That a sitcom is what I most look forward to week after week is a change. Usually I watch the extra sexy or super violent dramas on various cable networks, such as Boardwalk Empire or Breaking Bad or Mad Men. Outside of the gratuitous skin, these dramas raise real or at least semi-plausible questions: If I had terminal cancer and there was a way to make a lot of money for my family but it was dangerous and illegal, would I do it? Questions like this are why we all tune in.

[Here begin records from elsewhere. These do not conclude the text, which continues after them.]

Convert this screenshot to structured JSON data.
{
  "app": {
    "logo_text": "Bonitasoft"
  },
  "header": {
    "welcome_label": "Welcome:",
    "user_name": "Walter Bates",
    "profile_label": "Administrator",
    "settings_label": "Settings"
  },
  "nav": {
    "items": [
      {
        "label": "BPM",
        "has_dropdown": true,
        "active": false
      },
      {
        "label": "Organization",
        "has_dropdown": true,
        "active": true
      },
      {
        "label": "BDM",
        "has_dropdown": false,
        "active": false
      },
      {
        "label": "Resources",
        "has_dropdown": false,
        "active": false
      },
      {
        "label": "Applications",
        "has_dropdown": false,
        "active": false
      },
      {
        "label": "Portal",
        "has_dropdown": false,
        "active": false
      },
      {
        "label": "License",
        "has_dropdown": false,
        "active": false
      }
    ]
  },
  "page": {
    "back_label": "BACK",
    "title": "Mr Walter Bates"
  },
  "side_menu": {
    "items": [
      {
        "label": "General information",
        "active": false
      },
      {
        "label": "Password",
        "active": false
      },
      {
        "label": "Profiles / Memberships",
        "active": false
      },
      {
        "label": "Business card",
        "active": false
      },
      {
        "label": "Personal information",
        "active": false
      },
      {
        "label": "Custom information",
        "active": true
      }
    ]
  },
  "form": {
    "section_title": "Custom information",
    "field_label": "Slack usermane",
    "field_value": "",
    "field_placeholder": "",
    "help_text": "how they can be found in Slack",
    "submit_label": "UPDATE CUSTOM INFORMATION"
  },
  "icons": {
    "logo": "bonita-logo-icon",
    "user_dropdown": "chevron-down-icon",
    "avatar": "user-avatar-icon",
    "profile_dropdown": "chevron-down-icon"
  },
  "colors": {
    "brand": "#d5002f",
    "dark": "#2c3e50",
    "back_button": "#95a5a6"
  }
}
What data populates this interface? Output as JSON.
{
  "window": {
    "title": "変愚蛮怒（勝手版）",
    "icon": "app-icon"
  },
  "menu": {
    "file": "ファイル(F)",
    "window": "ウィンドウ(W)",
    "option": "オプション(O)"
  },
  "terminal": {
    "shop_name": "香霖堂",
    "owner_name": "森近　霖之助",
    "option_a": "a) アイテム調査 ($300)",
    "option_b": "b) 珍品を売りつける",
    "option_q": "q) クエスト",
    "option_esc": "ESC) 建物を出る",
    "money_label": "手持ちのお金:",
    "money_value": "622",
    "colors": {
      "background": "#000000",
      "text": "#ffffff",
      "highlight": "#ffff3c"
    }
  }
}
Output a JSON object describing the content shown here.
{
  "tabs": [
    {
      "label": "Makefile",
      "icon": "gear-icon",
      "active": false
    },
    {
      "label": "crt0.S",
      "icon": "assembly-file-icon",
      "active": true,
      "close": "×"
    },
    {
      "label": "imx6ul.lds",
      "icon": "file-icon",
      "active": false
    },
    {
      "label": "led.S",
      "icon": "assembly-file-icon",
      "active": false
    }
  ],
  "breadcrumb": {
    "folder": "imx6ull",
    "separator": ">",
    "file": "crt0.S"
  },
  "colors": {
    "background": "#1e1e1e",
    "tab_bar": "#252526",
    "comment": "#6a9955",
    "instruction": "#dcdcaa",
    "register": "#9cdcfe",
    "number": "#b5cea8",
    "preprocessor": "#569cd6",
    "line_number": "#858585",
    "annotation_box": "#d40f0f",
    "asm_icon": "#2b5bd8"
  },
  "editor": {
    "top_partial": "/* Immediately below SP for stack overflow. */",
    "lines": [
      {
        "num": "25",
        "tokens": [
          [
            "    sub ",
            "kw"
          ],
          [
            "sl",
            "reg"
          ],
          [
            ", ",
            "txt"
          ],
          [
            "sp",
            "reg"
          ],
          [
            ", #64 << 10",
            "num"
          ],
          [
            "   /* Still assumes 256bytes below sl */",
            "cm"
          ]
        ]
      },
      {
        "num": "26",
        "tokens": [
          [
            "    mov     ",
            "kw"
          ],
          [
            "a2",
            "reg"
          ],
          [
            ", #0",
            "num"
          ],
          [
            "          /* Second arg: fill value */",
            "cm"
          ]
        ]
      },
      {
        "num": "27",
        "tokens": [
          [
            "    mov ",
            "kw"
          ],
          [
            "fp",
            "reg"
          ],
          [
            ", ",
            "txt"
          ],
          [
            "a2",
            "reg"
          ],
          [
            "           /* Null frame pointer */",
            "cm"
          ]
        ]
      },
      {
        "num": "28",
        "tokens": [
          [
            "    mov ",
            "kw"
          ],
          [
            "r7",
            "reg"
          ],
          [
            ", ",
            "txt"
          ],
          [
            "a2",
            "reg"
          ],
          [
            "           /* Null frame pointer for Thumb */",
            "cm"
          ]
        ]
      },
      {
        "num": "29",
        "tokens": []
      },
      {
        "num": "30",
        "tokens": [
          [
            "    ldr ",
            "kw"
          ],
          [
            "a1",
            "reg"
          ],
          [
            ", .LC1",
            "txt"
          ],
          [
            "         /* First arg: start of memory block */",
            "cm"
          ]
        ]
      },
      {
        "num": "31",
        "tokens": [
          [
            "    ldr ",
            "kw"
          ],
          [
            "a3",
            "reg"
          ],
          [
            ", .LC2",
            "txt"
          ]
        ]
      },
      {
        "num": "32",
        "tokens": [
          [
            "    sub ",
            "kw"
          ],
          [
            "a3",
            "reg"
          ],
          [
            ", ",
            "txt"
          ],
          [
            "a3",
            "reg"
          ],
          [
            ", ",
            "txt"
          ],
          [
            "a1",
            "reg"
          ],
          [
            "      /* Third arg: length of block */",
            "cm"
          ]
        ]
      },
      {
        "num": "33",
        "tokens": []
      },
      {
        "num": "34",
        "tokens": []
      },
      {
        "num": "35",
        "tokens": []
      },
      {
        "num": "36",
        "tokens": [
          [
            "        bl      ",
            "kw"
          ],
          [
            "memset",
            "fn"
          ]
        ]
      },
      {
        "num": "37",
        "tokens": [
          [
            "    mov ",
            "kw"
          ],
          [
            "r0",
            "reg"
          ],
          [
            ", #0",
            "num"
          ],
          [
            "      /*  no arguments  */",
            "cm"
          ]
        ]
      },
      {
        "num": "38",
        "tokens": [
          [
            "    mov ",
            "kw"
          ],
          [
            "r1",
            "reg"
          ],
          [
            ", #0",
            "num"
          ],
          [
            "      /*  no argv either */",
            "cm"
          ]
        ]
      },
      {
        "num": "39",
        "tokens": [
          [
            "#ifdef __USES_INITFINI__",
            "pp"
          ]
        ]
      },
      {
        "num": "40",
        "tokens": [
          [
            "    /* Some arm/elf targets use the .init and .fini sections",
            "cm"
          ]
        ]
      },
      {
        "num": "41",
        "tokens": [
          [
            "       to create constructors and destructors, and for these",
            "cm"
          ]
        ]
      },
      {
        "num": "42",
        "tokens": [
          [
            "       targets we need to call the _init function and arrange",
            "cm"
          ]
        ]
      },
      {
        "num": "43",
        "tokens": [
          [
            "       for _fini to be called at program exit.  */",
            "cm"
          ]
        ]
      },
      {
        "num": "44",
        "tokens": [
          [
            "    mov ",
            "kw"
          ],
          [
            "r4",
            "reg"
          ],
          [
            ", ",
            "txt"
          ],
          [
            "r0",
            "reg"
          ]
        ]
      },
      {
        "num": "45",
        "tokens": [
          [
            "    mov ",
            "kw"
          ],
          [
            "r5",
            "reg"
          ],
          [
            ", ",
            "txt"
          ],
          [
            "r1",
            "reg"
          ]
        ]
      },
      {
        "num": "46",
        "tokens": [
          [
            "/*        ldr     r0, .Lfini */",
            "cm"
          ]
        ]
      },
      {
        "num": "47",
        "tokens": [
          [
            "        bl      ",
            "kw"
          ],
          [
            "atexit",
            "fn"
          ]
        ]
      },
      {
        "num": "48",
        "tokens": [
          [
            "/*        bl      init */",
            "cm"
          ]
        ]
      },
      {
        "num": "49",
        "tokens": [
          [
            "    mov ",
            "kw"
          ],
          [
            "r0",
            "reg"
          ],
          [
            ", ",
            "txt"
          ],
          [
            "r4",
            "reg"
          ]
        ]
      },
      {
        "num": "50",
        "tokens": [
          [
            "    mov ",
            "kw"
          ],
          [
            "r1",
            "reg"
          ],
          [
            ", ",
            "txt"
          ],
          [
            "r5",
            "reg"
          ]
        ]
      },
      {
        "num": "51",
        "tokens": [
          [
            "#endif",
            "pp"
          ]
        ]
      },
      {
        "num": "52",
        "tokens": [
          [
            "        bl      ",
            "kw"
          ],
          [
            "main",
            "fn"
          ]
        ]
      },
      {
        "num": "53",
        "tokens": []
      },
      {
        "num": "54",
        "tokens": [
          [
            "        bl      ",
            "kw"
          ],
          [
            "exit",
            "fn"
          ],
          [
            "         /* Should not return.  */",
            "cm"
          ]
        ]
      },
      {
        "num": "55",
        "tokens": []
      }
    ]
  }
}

I got tired of sitcoms that rang hollow, of shows where the oafish, overweight, one-dimensional man had a hot wife who was always a bitch. Their homes, and their families, no longer resembled mine. No wonder we ushered in the Kardashians, and The Bachelor, and American Idol—for their fantasy, escapism, or for another glimpse at the American dream. I’m not saying I don’t watch or even love some reality shows (Catfish, Project Runway, Kitchen Nightmares, Swamp People, Jersey Shore), but I’m not watching these shows because they’re reality—while they might be someone’s, I’m watching them because they’re not mine. And over time, I’ve tired of the teasers that turn out to be not so dramatic when taken in context, or the way that human behavior becomes predictable, and the inevitably repetitive format.


For better or worse, the characters in New Girl remind me, at least a little, of my friends. It’s similar to how we all complained that no one in New York had an apartment like Monica and Rachel’s and yet we all knew what it was like to fall quietly in love with one of our best friends. The episode when Jess and Nick and their respective S.O.’s went up to a cabin, drank too much absinthe, and broke a few things made me think, “I know those people!” Afterward, Nick got dumped and I totally bought it. And don’t we all have friends who seem like they'd be perfect together, like Nick and Jess, but might never end up together? It's an ending I think FOX would do well, someday, to consider.